* [Assigned task]: Copy out the data that comes next, character for character, and leave the images aside.

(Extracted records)
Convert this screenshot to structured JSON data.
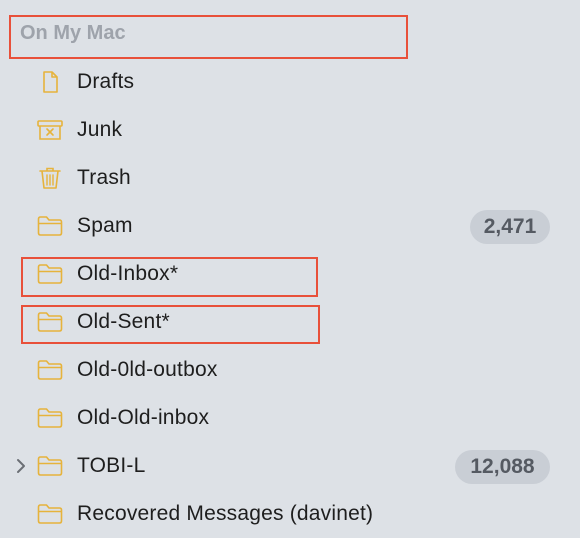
{
  "sidebar": {
    "section_title": "On My Mac",
    "items": [
      {
        "label": "Drafts",
        "icon": "document-icon"
      },
      {
        "label": "Junk",
        "icon": "junk-icon"
      },
      {
        "label": "Trash",
        "icon": "trash-icon"
      },
      {
        "label": "Spam",
        "icon": "folder-icon",
        "badge": "2,471"
      },
      {
        "label": "Old-Inbox*",
        "icon": "folder-icon"
      },
      {
        "label": "Old-Sent*",
        "icon": "folder-icon"
      },
      {
        "label": "Old-0ld-outbox",
        "icon": "folder-icon"
      },
      {
        "label": "Old-Old-inbox",
        "icon": "folder-icon"
      },
      {
        "label": "TOBI-L",
        "icon": "folder-icon",
        "badge": "12,088",
        "collapsed": true
      },
      {
        "label": "Recovered Messages (davinet)",
        "icon": "folder-icon"
      }
    ]
  },
  "colors": {
    "icon": "#e6b33c",
    "highlight": "#e8503a",
    "background": "#dde1e6"
  }
}
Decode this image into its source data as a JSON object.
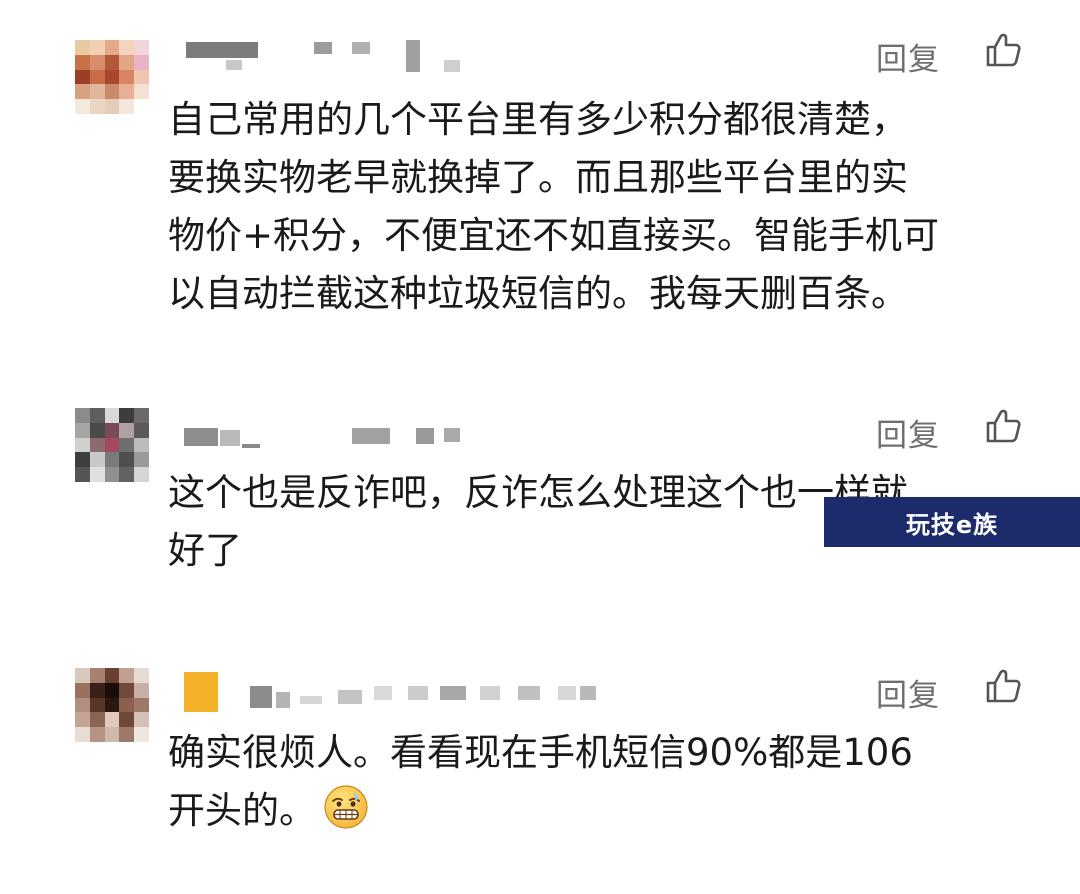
{
  "comments": [
    {
      "reply_label": "回复",
      "like_icon": "thumbs-up-icon",
      "text_lines": [
        "自己常用的几个平台里有多少积分都很清楚，",
        "要换实物老早就换掉了。而且那些平台里的实",
        "物价+积分，不便宜还不如直接买。智能手机可",
        "以自动拦截这种垃圾短信的。我每天删百条。"
      ]
    },
    {
      "reply_label": "回复",
      "like_icon": "thumbs-up-icon",
      "text_lines": [
        "这个也是反诈吧，反诈怎么处理这个也一样就",
        "好了"
      ]
    },
    {
      "reply_label": "回复",
      "like_icon": "thumbs-up-icon",
      "text_lines": [
        "确实很烦人。看看现在手机短信90%都是106",
        "开头的。"
      ],
      "emoji_icon": "grimace-emoji-icon"
    }
  ],
  "watermark": {
    "text": "玩技e族",
    "background": "#1b2b6b"
  },
  "colors": {
    "text": "#1a1a1a",
    "secondary": "#6f6f6f"
  }
}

* [Task output]:
Convert this screenshot to structured JSON data.
{
  "sidebar": {
    "section_title": "On My Mac",
    "items": [
      {
        "label": "Drafts",
        "icon": "document-icon"
      },
      {
        "label": "Junk",
        "icon": "junk-icon"
      },
      {
        "label": "Trash",
        "icon": "trash-icon"
      },
      {
        "label": "Spam",
        "icon": "folder-icon",
        "badge": "2,471"
      },
      {
        "label": "Old-Inbox*",
        "icon": "folder-icon"
      },
      {
        "label": "Old-Sent*",
        "icon": "folder-icon"
      },
      {
        "label": "Old-0ld-outbox",
        "icon": "folder-icon"
      },
      {
        "label": "Old-Old-inbox",
        "icon": "folder-icon"
      },
      {
        "label": "TOBI-L",
        "icon": "folder-icon",
        "badge": "12,088",
        "collapsed": true
      },
      {
        "label": "Recovered Messages (davinet)",
        "icon": "folder-icon"
      }
    ]
  },
  "colors": {
    "icon": "#e6b33c",
    "highlight": "#e8503a",
    "background": "#dde1e6"
  }
}
Decode this image into its source data as a JSON object.
{
  "comments": [
    {
      "reply_label": "回复",
      "like_icon": "thumbs-up-icon",
      "text_lines": [
        "自己常用的几个平台里有多少积分都很清楚，",
        "要换实物老早就换掉了。而且那些平台里的实",
        "物价+积分，不便宜还不如直接买。智能手机可",
        "以自动拦截这种垃圾短信的。我每天删百条。"
      ]
    },
    {
      "reply_label": "回复",
      "like_icon": "thumbs-up-icon",
      "text_lines": [
        "这个也是反诈吧，反诈怎么处理这个也一样就",
        "好了"
      ]
    },
    {
      "reply_label": "回复",
      "like_icon": "thumbs-up-icon",
      "text_lines": [
        "确实很烦人。看看现在手机短信90%都是106",
        "开头的。"
      ],
      "emoji_icon": "grimace-emoji-icon"
    }
  ],
  "watermark": {
    "text": "玩技e族",
    "background": "#1b2b6b"
  },
  "colors": {
    "text": "#1a1a1a",
    "secondary": "#6f6f6f"
  }
}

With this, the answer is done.